• WHAT YOU HAVE TO DO: Please set down every entry again exactly as it stands, without the pictures.

• THE INPUT:
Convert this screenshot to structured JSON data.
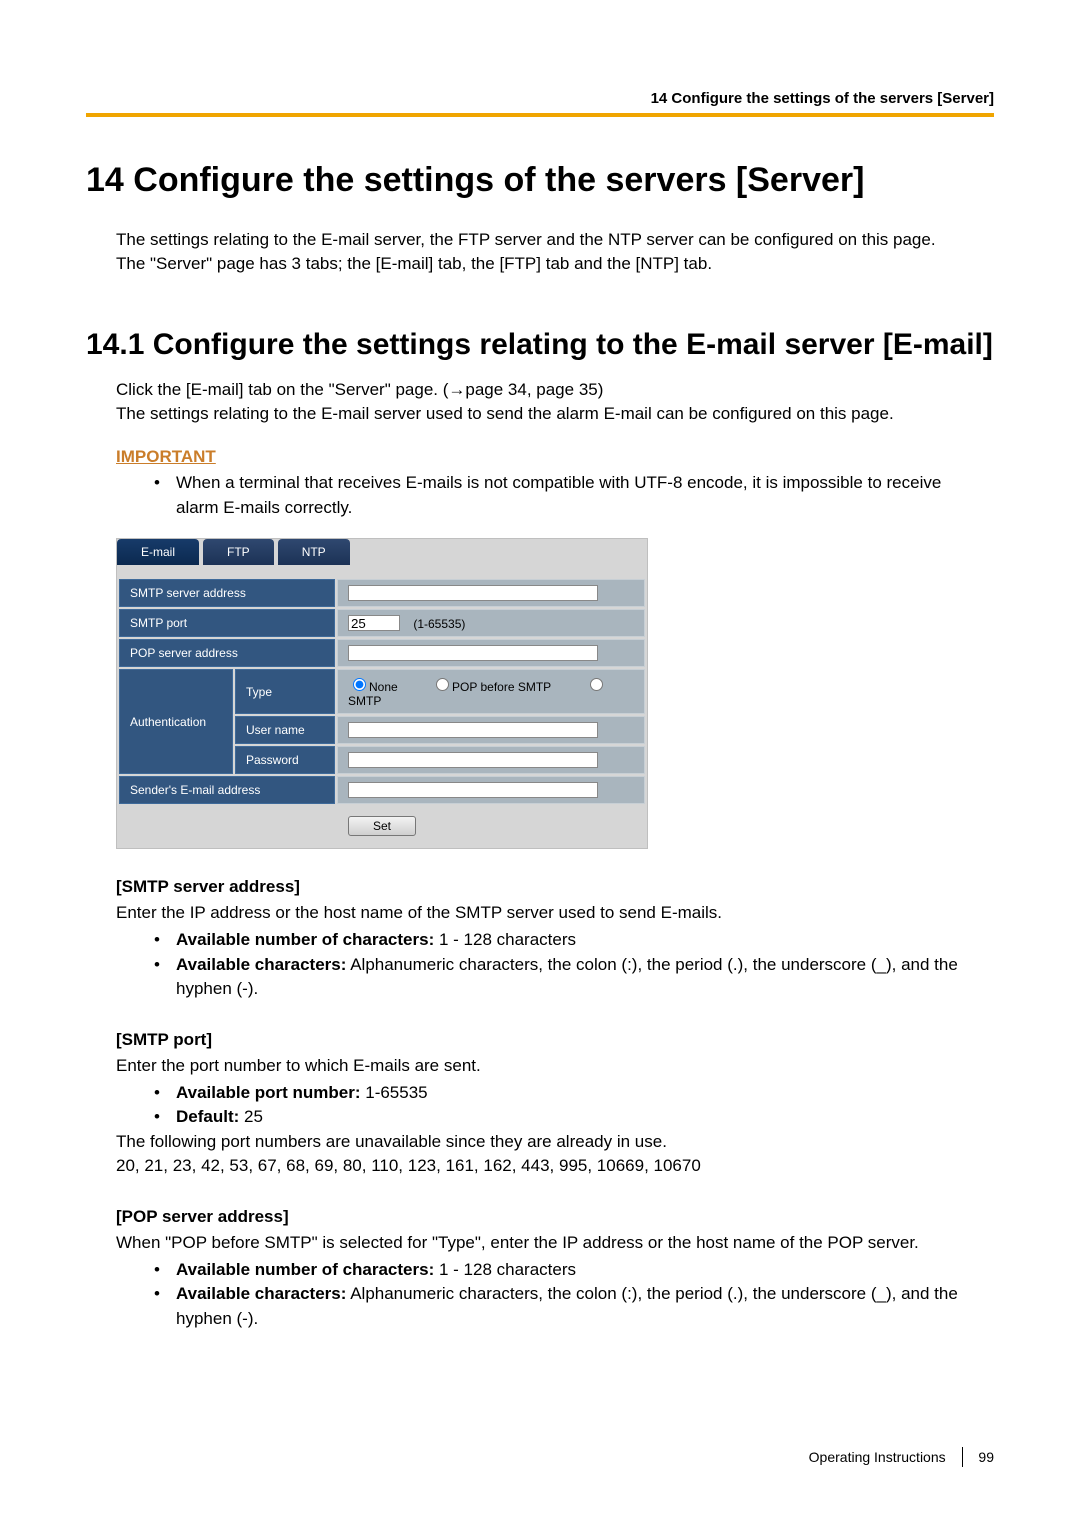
{
  "running_head": "14 Configure the settings of the servers [Server]",
  "h1": "14   Configure the settings of the servers [Server]",
  "intro_1": "The settings relating to the E-mail server, the FTP server and the NTP server can be configured on this page. The \"Server\" page has 3 tabs; the [E-mail] tab, the [FTP] tab and the [NTP] tab.",
  "h2": "14.1  Configure the settings relating to the E-mail server [E-mail]",
  "p14_1a": "Click the [E-mail] tab on the \"Server\" page. (→page 34, page 35)",
  "p14_1b": "The settings relating to the E-mail server used to send the alarm E-mail can be configured on this page.",
  "important_label": "IMPORTANT",
  "important_item": "When a terminal that receives E-mails is not compatible with UTF-8 encode, it is impossible to receive alarm E-mails correctly.",
  "tabs": {
    "email": "E-mail",
    "ftp": "FTP",
    "ntp": "NTP"
  },
  "form": {
    "smtp_addr_label": "SMTP server address",
    "smtp_port_label": "SMTP port",
    "smtp_port_value": "25",
    "smtp_port_range": "(1-65535)",
    "pop_addr_label": "POP server address",
    "auth_label": "Authentication",
    "auth_type_label": "Type",
    "auth_user_label": "User name",
    "auth_pw_label": "Password",
    "auth_type_none": "None",
    "auth_type_pop": "POP before SMTP",
    "auth_type_smtp": "SMTP",
    "sender_label": "Sender's E-mail address",
    "set_btn": "Set"
  },
  "smtp_addr_h": "[SMTP server address]",
  "smtp_addr_p": "Enter the IP address or the host name of the SMTP server used to send E-mails.",
  "smtp_addr_b1a": "Available number of characters:",
  "smtp_addr_b1b": " 1 - 128 characters",
  "smtp_addr_b2a": "Available characters:",
  "smtp_addr_b2b": " Alphanumeric characters, the colon (:), the period (.), the underscore (_), and the hyphen (-).",
  "smtp_port_h": "[SMTP port]",
  "smtp_port_p": "Enter the port number to which E-mails are sent.",
  "smtp_port_b1a": "Available port number:",
  "smtp_port_b1b": " 1-65535",
  "smtp_port_b2a": "Default:",
  "smtp_port_b2b": " 25",
  "smtp_port_p2": "The following port numbers are unavailable since they are already in use.",
  "smtp_port_p3": "20, 21, 23, 42, 53, 67, 68, 69, 80, 110, 123, 161, 162, 443, 995, 10669, 10670",
  "pop_addr_h": "[POP server address]",
  "pop_addr_p": "When \"POP before SMTP\" is selected for \"Type\", enter the IP address or the host name of the POP server.",
  "pop_addr_b1a": "Available number of characters:",
  "pop_addr_b1b": " 1 - 128 characters",
  "pop_addr_b2a": "Available characters:",
  "pop_addr_b2b": " Alphanumeric characters, the colon (:), the period (.), the underscore (_), and the hyphen (-).",
  "footer_doc": "Operating Instructions",
  "footer_page": "99"
}
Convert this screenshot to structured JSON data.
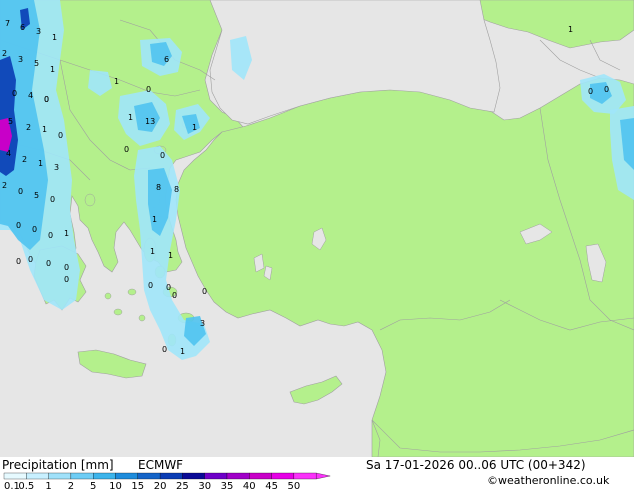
{
  "footer": {
    "title": "Precipitation [mm]",
    "model": "ECMWF",
    "datetime": "Sa 17-01-2026 00..06 UTC (00+342)",
    "credit": "©weatheronline.co.uk"
  },
  "legend": {
    "values": [
      "0.1",
      "0.5",
      "1",
      "2",
      "5",
      "10",
      "15",
      "20",
      "25",
      "30",
      "35",
      "40",
      "45",
      "50"
    ],
    "colors": [
      "#e6faff",
      "#c8f0ff",
      "#a0e1fa",
      "#6ecdf5",
      "#3cb4eb",
      "#1e8cdc",
      "#1464c8",
      "#0a3cb4",
      "#0a0a96",
      "#6e00c8",
      "#a000c8",
      "#c800c8",
      "#e600e6",
      "#fa32fa"
    ]
  },
  "colors": {
    "sea": "#e6e6e6",
    "land": "#b4f08c",
    "border": "#a0a0a0",
    "precip_light": "#a0e6fa",
    "precip_medium": "#50c3f0",
    "precip_heavy": "#0a3cb4",
    "precip_extreme": "#c800c8"
  },
  "map_labels": {
    "rain_values": [
      "7",
      "6",
      "3",
      "1",
      "2",
      "3",
      "5",
      "1",
      "0",
      "4",
      "0",
      "5",
      "2",
      "1",
      "0",
      "4",
      "2",
      "1",
      "3",
      "2",
      "0",
      "5",
      "0",
      "0",
      "0",
      "0",
      "1",
      "0",
      "0",
      "0",
      "6",
      "1",
      "0",
      "0",
      "1",
      "0",
      "13",
      "1",
      "0",
      "8",
      "8",
      "1",
      "1",
      "1",
      "0",
      "0",
      "3",
      "0",
      "0",
      "0",
      "1",
      "0",
      "0",
      "1",
      "0",
      "0"
    ]
  }
}
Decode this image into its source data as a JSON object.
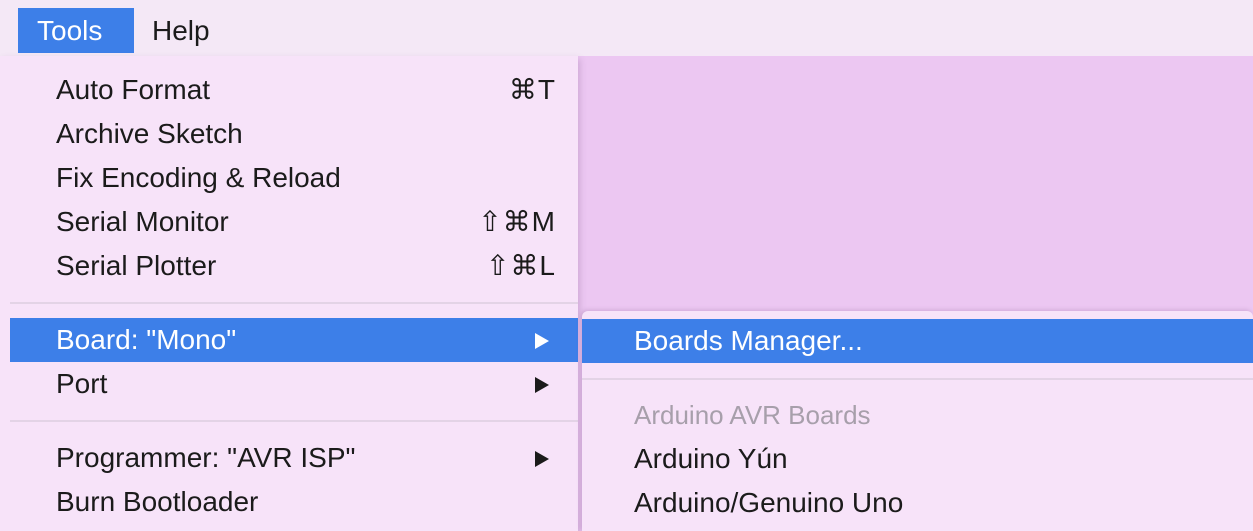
{
  "menubar": {
    "tools_label": "Tools",
    "help_label": "Help"
  },
  "tools_menu": {
    "items": [
      {
        "label": "Auto Format",
        "shortcut": "⌘T"
      },
      {
        "label": "Archive Sketch",
        "shortcut": ""
      },
      {
        "label": "Fix Encoding & Reload",
        "shortcut": ""
      },
      {
        "label": "Serial Monitor",
        "shortcut": "⇧⌘M"
      },
      {
        "label": "Serial Plotter",
        "shortcut": "⇧⌘L"
      },
      {
        "label": "Board: \"Mono\"",
        "submenu": true,
        "highlighted": true
      },
      {
        "label": "Port",
        "submenu": true
      },
      {
        "label": "Programmer: \"AVR ISP\"",
        "submenu": true
      },
      {
        "label": "Burn Bootloader",
        "shortcut": ""
      }
    ]
  },
  "board_submenu": {
    "manager_label": "Boards Manager...",
    "section_header": "Arduino AVR Boards",
    "boards": [
      "Arduino Yún",
      "Arduino/Genuino Uno"
    ]
  },
  "colors": {
    "highlight": "#3d7fe8",
    "menu_background": "#f7e3f9",
    "backdrop": "#ecc7f2"
  }
}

• RESULT:
Convert this screenshot to structured JSON data.
{
  "running_head": "14 Configure the settings of the servers [Server]",
  "h1": "14   Configure the settings of the servers [Server]",
  "intro_1": "The settings relating to the E-mail server, the FTP server and the NTP server can be configured on this page. The \"Server\" page has 3 tabs; the [E-mail] tab, the [FTP] tab and the [NTP] tab.",
  "h2": "14.1  Configure the settings relating to the E-mail server [E-mail]",
  "p14_1a": "Click the [E-mail] tab on the \"Server\" page. (→page 34, page 35)",
  "p14_1b": "The settings relating to the E-mail server used to send the alarm E-mail can be configured on this page.",
  "important_label": "IMPORTANT",
  "important_item": "When a terminal that receives E-mails is not compatible with UTF-8 encode, it is impossible to receive alarm E-mails correctly.",
  "tabs": {
    "email": "E-mail",
    "ftp": "FTP",
    "ntp": "NTP"
  },
  "form": {
    "smtp_addr_label": "SMTP server address",
    "smtp_port_label": "SMTP port",
    "smtp_port_value": "25",
    "smtp_port_range": "(1-65535)",
    "pop_addr_label": "POP server address",
    "auth_label": "Authentication",
    "auth_type_label": "Type",
    "auth_user_label": "User name",
    "auth_pw_label": "Password",
    "auth_type_none": "None",
    "auth_type_pop": "POP before SMTP",
    "auth_type_smtp": "SMTP",
    "sender_label": "Sender's E-mail address",
    "set_btn": "Set"
  },
  "smtp_addr_h": "[SMTP server address]",
  "smtp_addr_p": "Enter the IP address or the host name of the SMTP server used to send E-mails.",
  "smtp_addr_b1a": "Available number of characters:",
  "smtp_addr_b1b": " 1 - 128 characters",
  "smtp_addr_b2a": "Available characters:",
  "smtp_addr_b2b": " Alphanumeric characters, the colon (:), the period (.), the underscore (_), and the hyphen (-).",
  "smtp_port_h": "[SMTP port]",
  "smtp_port_p": "Enter the port number to which E-mails are sent.",
  "smtp_port_b1a": "Available port number:",
  "smtp_port_b1b": " 1-65535",
  "smtp_port_b2a": "Default:",
  "smtp_port_b2b": " 25",
  "smtp_port_p2": "The following port numbers are unavailable since they are already in use.",
  "smtp_port_p3": "20, 21, 23, 42, 53, 67, 68, 69, 80, 110, 123, 161, 162, 443, 995, 10669, 10670",
  "pop_addr_h": "[POP server address]",
  "pop_addr_p": "When \"POP before SMTP\" is selected for \"Type\", enter the IP address or the host name of the POP server.",
  "pop_addr_b1a": "Available number of characters:",
  "pop_addr_b1b": " 1 - 128 characters",
  "pop_addr_b2a": "Available characters:",
  "pop_addr_b2b": " Alphanumeric characters, the colon (:), the period (.), the underscore (_), and the hyphen (-).",
  "footer_doc": "Operating Instructions",
  "footer_page": "99"
}
Convert this screenshot to structured JSON data.
{
  "footer": {
    "title": "Precipitation [mm]",
    "model": "ECMWF",
    "datetime": "Sa 17-01-2026 00..06 UTC (00+342)",
    "credit": "©weatheronline.co.uk"
  },
  "legend": {
    "values": [
      "0.1",
      "0.5",
      "1",
      "2",
      "5",
      "10",
      "15",
      "20",
      "25",
      "30",
      "35",
      "40",
      "45",
      "50"
    ],
    "colors": [
      "#e6faff",
      "#c8f0ff",
      "#a0e1fa",
      "#6ecdf5",
      "#3cb4eb",
      "#1e8cdc",
      "#1464c8",
      "#0a3cb4",
      "#0a0a96",
      "#6e00c8",
      "#a000c8",
      "#c800c8",
      "#e600e6",
      "#fa32fa"
    ]
  },
  "colors": {
    "sea": "#e6e6e6",
    "land": "#b4f08c",
    "border": "#a0a0a0",
    "precip_light": "#a0e6fa",
    "precip_medium": "#50c3f0",
    "precip_heavy": "#0a3cb4",
    "precip_extreme": "#c800c8"
  },
  "map_labels": {
    "rain_values": [
      "7",
      "6",
      "3",
      "1",
      "2",
      "3",
      "5",
      "1",
      "0",
      "4",
      "0",
      "5",
      "2",
      "1",
      "0",
      "4",
      "2",
      "1",
      "3",
      "2",
      "0",
      "5",
      "0",
      "0",
      "0",
      "0",
      "1",
      "0",
      "0",
      "0",
      "6",
      "1",
      "0",
      "0",
      "1",
      "0",
      "13",
      "1",
      "0",
      "8",
      "8",
      "1",
      "1",
      "1",
      "0",
      "0",
      "3",
      "0",
      "0",
      "0",
      "1",
      "0",
      "0",
      "1",
      "0",
      "0"
    ]
  }
}
Decode this image into its source data as a JSON object.
{
  "menubar": {
    "tools_label": "Tools",
    "help_label": "Help"
  },
  "tools_menu": {
    "items": [
      {
        "label": "Auto Format",
        "shortcut": "⌘T"
      },
      {
        "label": "Archive Sketch",
        "shortcut": ""
      },
      {
        "label": "Fix Encoding & Reload",
        "shortcut": ""
      },
      {
        "label": "Serial Monitor",
        "shortcut": "⇧⌘M"
      },
      {
        "label": "Serial Plotter",
        "shortcut": "⇧⌘L"
      },
      {
        "label": "Board: \"Mono\"",
        "submenu": true,
        "highlighted": true
      },
      {
        "label": "Port",
        "submenu": true
      },
      {
        "label": "Programmer: \"AVR ISP\"",
        "submenu": true
      },
      {
        "label": "Burn Bootloader",
        "shortcut": ""
      }
    ]
  },
  "board_submenu": {
    "manager_label": "Boards Manager...",
    "section_header": "Arduino AVR Boards",
    "boards": [
      "Arduino Yún",
      "Arduino/Genuino Uno"
    ]
  },
  "colors": {
    "highlight": "#3d7fe8",
    "menu_background": "#f7e3f9",
    "backdrop": "#ecc7f2"
  }
}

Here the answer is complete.